The book has about three main characters through the majority of the story and I really like Thad and Sarge who I swear was modeled exactly off of R. Lee Ermey or at least every line he delivers in my head comes from this icon of military themed characters. There is a fourth character who begins the journey with Morgan and I think there will be a reappearance of her at some point.
I usually struggle with this section in reviews because I find it hard to critique someone for something I haven’t done but I guess we all do this every day. To tell an author that they have problems with their book is easy to do for someone who hasn’t written their own book (yet?) and hasn’t had to deal with the issues I am picking apart so I will try to be fair and honest.
One of the two things I can say kept coming back to me as I was reading this book are Morgan’s supplies. Morgan has done what every good prepper should do if they have a job that takes them away from home. Morgan has a Get Home Bag and pretty much anything you could imagine him needing is packed away in here. I think that he has more stuff than I normally take for camping but he doesn’t stop there. A couple of characters remark about how much he has, so I am sure the author is aware of the amount at some point, but I choose to accept that Morgan has a huge pack and he is a big muscular guy who can walk with a 60 pound pack over 250 miles with no issues after society has busted big time. Hey, I believe much more insane things all the time when I watch movies so why not?
The other aspect I missed was more of a back story. Going Home, is the first of at least three novels and I plan on reading the next two. He may get more into the details about Morgan’s history and the people behind the conspiracy in the next two which may negate this entirely, but I would have like to have a little more of Morgan’s back story. How did he get into Prepping and what motivated him to set his house up the way he did? This book was almost entirely about the journey with a lot of attention paid to routes and the normal tasks of eating and sleeping, hiding and route navigation. He does share a pretty fair amount of time talking about the specifics of his gear. I know you have to strike a balance and it almost feels like this was one huge story broken into three parts and even written all at once so maybe this will all play out as I go along.
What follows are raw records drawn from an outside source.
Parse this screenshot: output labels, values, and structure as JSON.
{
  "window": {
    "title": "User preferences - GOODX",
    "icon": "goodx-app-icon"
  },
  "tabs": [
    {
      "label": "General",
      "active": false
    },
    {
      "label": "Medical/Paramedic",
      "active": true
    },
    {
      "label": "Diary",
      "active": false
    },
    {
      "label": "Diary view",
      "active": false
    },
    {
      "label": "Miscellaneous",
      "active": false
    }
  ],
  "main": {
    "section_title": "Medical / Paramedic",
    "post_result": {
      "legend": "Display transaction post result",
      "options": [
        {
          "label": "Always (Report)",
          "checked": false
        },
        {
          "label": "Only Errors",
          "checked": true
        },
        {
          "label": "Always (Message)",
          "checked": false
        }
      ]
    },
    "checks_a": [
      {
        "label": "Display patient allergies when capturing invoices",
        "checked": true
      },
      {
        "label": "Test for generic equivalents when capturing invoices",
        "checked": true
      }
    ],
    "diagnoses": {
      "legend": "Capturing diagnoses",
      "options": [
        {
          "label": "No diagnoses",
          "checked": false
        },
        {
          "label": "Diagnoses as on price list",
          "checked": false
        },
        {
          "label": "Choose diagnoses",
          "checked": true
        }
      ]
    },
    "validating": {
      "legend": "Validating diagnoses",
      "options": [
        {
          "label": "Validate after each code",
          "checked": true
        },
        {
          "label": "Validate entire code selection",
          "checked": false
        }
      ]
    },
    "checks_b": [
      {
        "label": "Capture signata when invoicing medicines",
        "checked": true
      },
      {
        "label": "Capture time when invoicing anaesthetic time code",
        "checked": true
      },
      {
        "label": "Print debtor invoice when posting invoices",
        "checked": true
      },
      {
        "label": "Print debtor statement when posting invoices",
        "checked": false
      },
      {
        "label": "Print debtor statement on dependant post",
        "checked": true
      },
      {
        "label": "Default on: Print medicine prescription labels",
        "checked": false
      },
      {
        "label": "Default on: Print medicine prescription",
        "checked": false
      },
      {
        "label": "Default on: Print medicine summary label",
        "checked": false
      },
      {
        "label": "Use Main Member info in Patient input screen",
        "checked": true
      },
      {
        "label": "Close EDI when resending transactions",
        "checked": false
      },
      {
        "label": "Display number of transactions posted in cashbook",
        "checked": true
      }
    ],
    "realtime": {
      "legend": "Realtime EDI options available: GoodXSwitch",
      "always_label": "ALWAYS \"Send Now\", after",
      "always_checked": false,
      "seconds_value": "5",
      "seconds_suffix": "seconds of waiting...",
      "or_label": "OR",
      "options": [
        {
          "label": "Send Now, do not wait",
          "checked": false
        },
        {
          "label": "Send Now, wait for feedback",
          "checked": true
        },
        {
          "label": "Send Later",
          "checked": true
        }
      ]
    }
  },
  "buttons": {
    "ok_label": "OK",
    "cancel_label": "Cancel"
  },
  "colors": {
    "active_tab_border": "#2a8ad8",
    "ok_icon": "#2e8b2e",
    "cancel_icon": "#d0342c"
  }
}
The characters of Thad and Sarge have a lot of potential and the whole military conspiracy angle is ripe for content. Maybe that is forthcoming and I will find out shortly as I start the second book Surviving Home tonight. I did enjoy the book overall and am looking forward to what happens next with Morgan. If you like survival fiction, I think you will like Going Home from A American.